:: Exercise details ::
Where does the string "description" occur in the records? Copy each line that holds it.

:: Supplied records ::

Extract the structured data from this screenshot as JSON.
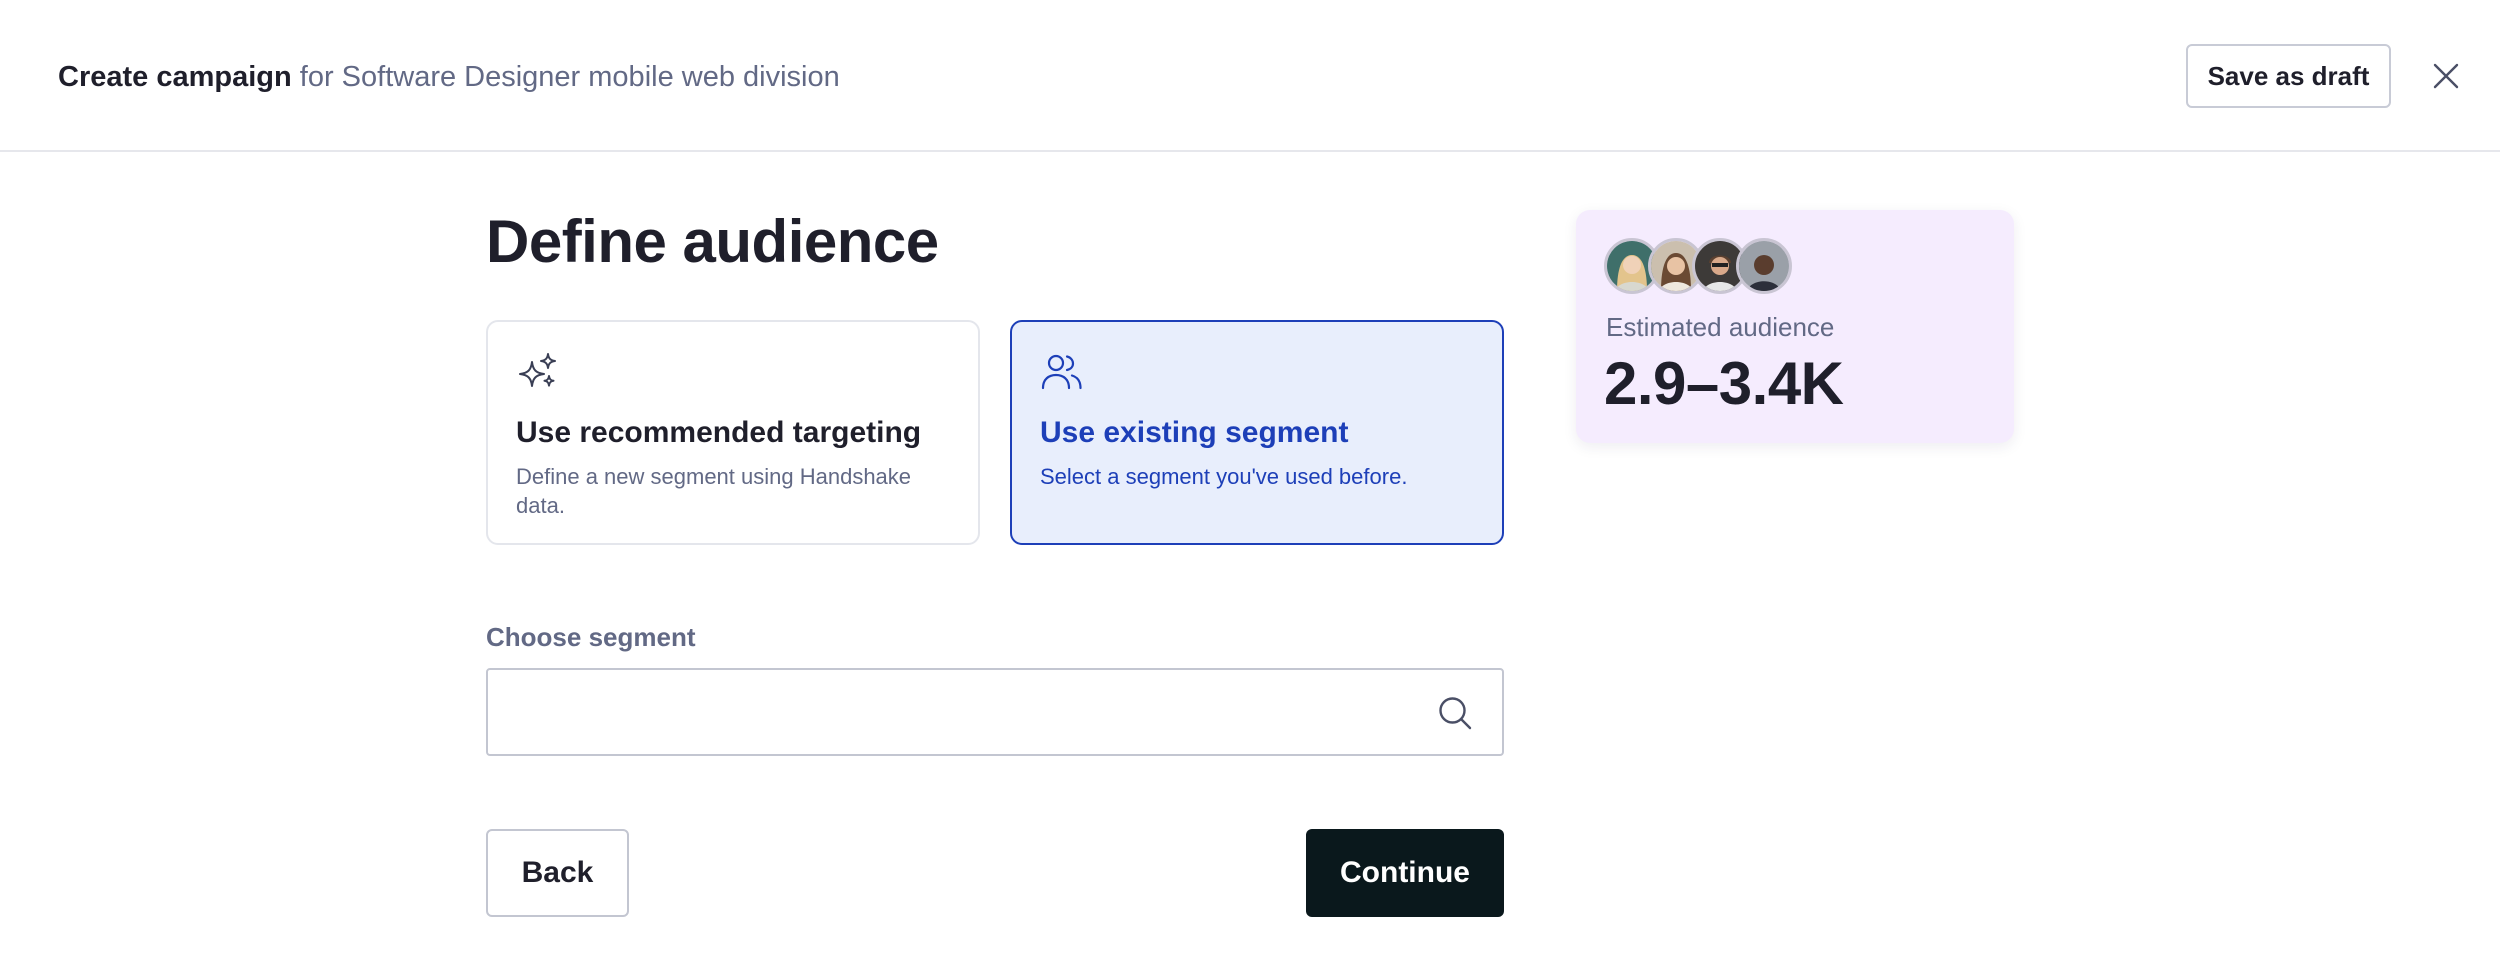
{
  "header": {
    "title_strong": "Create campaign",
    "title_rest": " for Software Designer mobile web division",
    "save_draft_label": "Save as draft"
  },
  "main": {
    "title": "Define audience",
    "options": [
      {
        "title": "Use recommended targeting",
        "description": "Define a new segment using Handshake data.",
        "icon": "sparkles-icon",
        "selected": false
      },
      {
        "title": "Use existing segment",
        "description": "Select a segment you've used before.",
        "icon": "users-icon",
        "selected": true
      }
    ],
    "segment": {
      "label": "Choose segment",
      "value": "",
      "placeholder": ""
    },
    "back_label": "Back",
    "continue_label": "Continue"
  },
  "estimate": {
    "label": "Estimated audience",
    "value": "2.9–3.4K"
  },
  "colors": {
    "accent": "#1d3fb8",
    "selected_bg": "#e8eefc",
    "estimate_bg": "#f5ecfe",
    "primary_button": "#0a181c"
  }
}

:: Response to this exercise ::
        "description": "Define a new segment using Handshake data.",
        "description": "Select a segment you've used before.",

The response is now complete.